On the border between Roero and Monferrato, Govone stands on a hilltop overlooking the wide Tanaro valley. The pride and symbol of this village is its castle, which UNESCO declared a World Heritage Site last year.
The imposing structure was built by the Solaro counts, lords of Govone. The southern façade was designed by Guarino Guarini, its northern counterpart by Benedetto Alfieri, pupil of Filippo Juvarra.
The southern façade is richly decorated with marble sculptures from Venaria, added by the Count of Solaro in the mid-18th century. In 1792, with the death of the last count and no direct male heirs, the castle and its estate were transferred to the Royal House of Savoy.
Three years later, Victor Amadeus III of Savoy King of Sardinia handed it to his sons Charles Felix Duke of Genevois and Giuseppe Maria Benedetto Placido Count of Moriana. Under the rule of France the Savoys sought refuge in Sardinia and the castle was abandoned and looted. It was then bought by the Alfieri counts of San Martino, who saved it from ruin, with the intent of handing it back to the Savoy family. The castle was eventually sold for a token price to Charles Felix, who became the sole owner (his brother had died in Sassari).
The present-day baroque building, bordered by gardens and a vast English-style park, was designed by the Solaro counts. It was renovated by the Savoys in the 1820s and became the favourite summer residence of the King of Sardinia, Charles Felix and his wife Marie Christine of Bourbon.
The renovations carried out under the guidance of architects Giuseppe Cardone and Michele Borda and completed in 1825, mainly focused on modernising the park and the interior, which was already decorated with precious Chinese wallpaper. The central hall has a striking series of chiaroscuro frescoes painted by Luigi Vacca and Fabrizio Sevesi depicting the myth of Niobe. The mythological paintings decorating the royal apartments are the work of Carlo Pagani and Andrea Piazza.
Charles Felix died in 1831 without issue so that the next in line to the throne was Charles Albert, a member of the Savoy-Carignano branch of the family. When his widow Marie Christine died, in 1849, Govone passed to Ferdinand Duke of Genoa, who had the belvedere built on the roof.
In 1870 the castle and estate were sold to a private buyer. In 1897 the castle was handed over to the municipal authorities and some of its interior furnishings were put up for auction.

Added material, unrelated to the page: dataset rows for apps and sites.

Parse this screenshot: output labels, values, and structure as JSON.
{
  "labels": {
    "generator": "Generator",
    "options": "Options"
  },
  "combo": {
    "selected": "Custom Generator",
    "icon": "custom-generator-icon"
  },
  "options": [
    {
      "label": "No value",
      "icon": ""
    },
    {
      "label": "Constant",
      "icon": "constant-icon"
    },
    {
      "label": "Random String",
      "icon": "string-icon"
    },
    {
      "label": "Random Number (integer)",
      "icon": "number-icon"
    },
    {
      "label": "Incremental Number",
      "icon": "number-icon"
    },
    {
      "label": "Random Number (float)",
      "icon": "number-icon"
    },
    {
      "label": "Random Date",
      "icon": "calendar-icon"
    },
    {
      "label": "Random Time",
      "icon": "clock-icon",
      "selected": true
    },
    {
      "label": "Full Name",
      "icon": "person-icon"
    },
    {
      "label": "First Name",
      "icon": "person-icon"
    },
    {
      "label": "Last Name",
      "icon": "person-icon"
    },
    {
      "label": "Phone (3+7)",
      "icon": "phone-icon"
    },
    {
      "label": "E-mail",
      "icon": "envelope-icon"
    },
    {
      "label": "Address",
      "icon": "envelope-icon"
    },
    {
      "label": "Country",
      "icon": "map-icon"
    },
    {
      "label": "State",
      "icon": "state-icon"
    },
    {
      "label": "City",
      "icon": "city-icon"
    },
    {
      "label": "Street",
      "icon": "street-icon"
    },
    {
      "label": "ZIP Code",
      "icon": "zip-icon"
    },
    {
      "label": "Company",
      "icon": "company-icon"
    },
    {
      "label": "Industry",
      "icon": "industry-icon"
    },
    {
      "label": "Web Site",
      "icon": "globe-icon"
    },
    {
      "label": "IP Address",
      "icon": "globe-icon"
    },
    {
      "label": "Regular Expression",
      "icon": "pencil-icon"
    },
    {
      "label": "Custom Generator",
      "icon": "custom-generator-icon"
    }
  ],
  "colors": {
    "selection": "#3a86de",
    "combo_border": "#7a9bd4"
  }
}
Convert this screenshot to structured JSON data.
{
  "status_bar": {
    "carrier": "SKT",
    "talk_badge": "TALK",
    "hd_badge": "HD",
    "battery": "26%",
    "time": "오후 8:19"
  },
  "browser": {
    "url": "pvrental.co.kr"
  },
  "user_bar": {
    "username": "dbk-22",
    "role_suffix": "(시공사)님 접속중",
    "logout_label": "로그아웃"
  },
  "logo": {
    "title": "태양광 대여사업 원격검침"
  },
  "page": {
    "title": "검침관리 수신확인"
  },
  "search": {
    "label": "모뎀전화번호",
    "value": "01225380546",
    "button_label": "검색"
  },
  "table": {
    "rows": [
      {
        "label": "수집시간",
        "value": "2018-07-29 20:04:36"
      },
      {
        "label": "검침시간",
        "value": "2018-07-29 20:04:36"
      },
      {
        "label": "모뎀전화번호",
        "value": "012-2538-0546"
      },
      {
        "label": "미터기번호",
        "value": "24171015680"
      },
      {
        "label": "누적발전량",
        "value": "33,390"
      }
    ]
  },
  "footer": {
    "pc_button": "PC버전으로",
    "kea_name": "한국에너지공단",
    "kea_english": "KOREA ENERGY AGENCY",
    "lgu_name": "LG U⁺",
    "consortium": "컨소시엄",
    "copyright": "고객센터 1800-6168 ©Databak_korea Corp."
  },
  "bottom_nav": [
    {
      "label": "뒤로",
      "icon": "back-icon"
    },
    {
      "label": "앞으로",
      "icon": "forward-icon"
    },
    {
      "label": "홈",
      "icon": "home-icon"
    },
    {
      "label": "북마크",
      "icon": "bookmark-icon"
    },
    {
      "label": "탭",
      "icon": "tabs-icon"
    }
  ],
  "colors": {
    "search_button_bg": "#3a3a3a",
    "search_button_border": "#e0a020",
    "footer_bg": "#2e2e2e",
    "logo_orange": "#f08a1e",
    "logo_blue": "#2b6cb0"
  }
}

The Church of the Holy Spirit (1767) is an artistic gem. When the Savoy family arrived in Govone it became the royal chapel and they built a passage joining it to the castle. The vault was decorated by Giuseppe Morgari, who was assisted by Pagani and Piazza. In the narrow alley around the castle walls is the house where Jan Jacques Russeau lived in Govone.
THE CASTLE NOW
The Royal Castle of Govone is one of the Piedmontese Savoy residences, which UNESCO (the United Nations Educational, Scientific and Cultural Organisation) designated as World Heritage Sites in December 1997.
CASTELLO REALE DI GOVONE
Piazza Roma, 1
12040 Govone (CN)
on SATURDAYS (from April 1st to October 28th, 2017) and on SUNDAYS (from April 2nd to October 29th, 2017)
on Saturdays: not-guided tour; on Sundays: guided tour
10-12, 15-18 (April - May - June - September - October) last admission h11:30/17:30;
10-12, 16-19 (July - August) last admission h11:30/18:30.
Full price 5 euros; reduced 4 euros (over 65, groups made up of more than 20 people); free (up to 14-years-old children).
Tel: +39 0173 58103
Fax: +39 0173 58103